Other Substances of Misuse• Over the last 5 years there has been a rise in the range of substances people are misusing:-• Steroids• Human Growth Hormone• Melanotan• Legal Highs
Steroid Clinic• The 2009 ACMD report investigating the primary prevention of Hep C among IDUs noted, “ it is important to recognise the potential risk of HCV transmission among people that inject performance & image enhancing drugs such as anabolic steroids.”• Glasgow clinic started in Feb 09.• Clinic aim is to engage with steroid users and encourage them to move from injecting to diet and exercise• New needle packs specially designed to be more acceptable for those who wish to continue injecting• BBV, LFT, GFR, B.P testing carried out in addition to providing information & educating users on risks of BBVs, injecting complications, health and other risks associated with steroids and their misuse• Clinic worker directs users to their nearest pharmacy provider so they can access clean needles more readily

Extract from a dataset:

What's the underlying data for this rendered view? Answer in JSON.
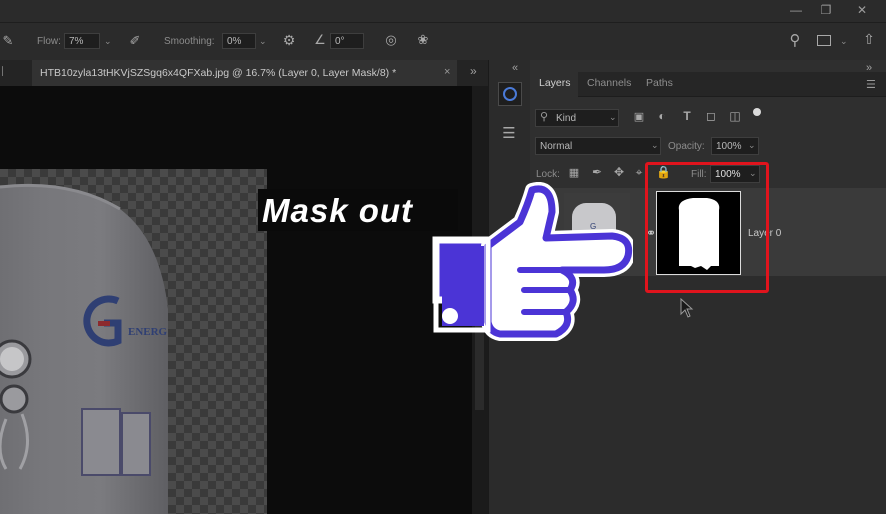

What can you do!• Lord Advocate guidance now allows Injecting Equipment Providers to provide as many needle packs as a service user requires. No longer any limits on the quantities of needle packs that can be given out so please encourage people to take as many packs as they need• Encourage people to return used equipment to pharmacy provider or fixed site• Educate injectors on safer injecting practices.• Provide information leaflets on safer techniques and Treatment Services• Highlight other health services the Pharmacy can provide.
Safer Injecting Advice• There is no completely safe way of injecting drugs however if someone is going to inject there are ways to reduce the risks involved and minimise harm• Advice given should include:• Wash hands and injection site with soap and water. If there is no soap or water available then use a swab• Find a clean preparation area• Always use new works when preparing and injecting drugs. This includes, a sterile syringe, a clean spoon or cooker, sterile or boiled water, a sealed citric acid sachet and a new clean filter.• DO NOT SHARE OR REUSE ANY INJECTING PARAPHERNALIA!!
Safer Injecting Advice Cont’d• Good Injection Sites: arm, back of leg, ankle, back of hand• Bad Injection sites: neck, feet, groin, breasts, armpit• Change injecting sites, gives veins a chance to heal• Always inject towards the heart• Never inject with a tourniquet on• Inject slowly• Apply pressure to injection site after injecting with a clean paper towel for 5 minutes and wash hands.• Dispose of all injecting equipment safely in a Sharpsafe container and take to Pharmacy IEP
So to conclude, remember!• Roughly 1,000 – 1,500 IDUs in Scotland are infected each year with Hep C.• At least 50% of injectors have problems with their skin• Costs NHS £47M a year to treat injecting wounds!• Do they need safer injecting advice?• Do they need sterile injecting equipment?!!!!• Do they need wound care?• Do they need referred to a Clinician/ Treatment Service?• Early identification, intervention and education can reduce complications and prevent serious illness.
Useful References / Contacts• Injecting Guidelines available on the Scottish Government website www.scotland.gov.uk• Hep C Action Plan - www.scotland.gov.uk• Assessing the Scale & Impact of Illicit Drug Markets in Scotland – www.scotland.gov.uk• Shooting Up Report - www.hpa.org.uk• NES Substance Misuse Package – firstname.lastname@example.org• Scottish Specialist Pharmacists in Substance Misuse – Contact Health Board for contact details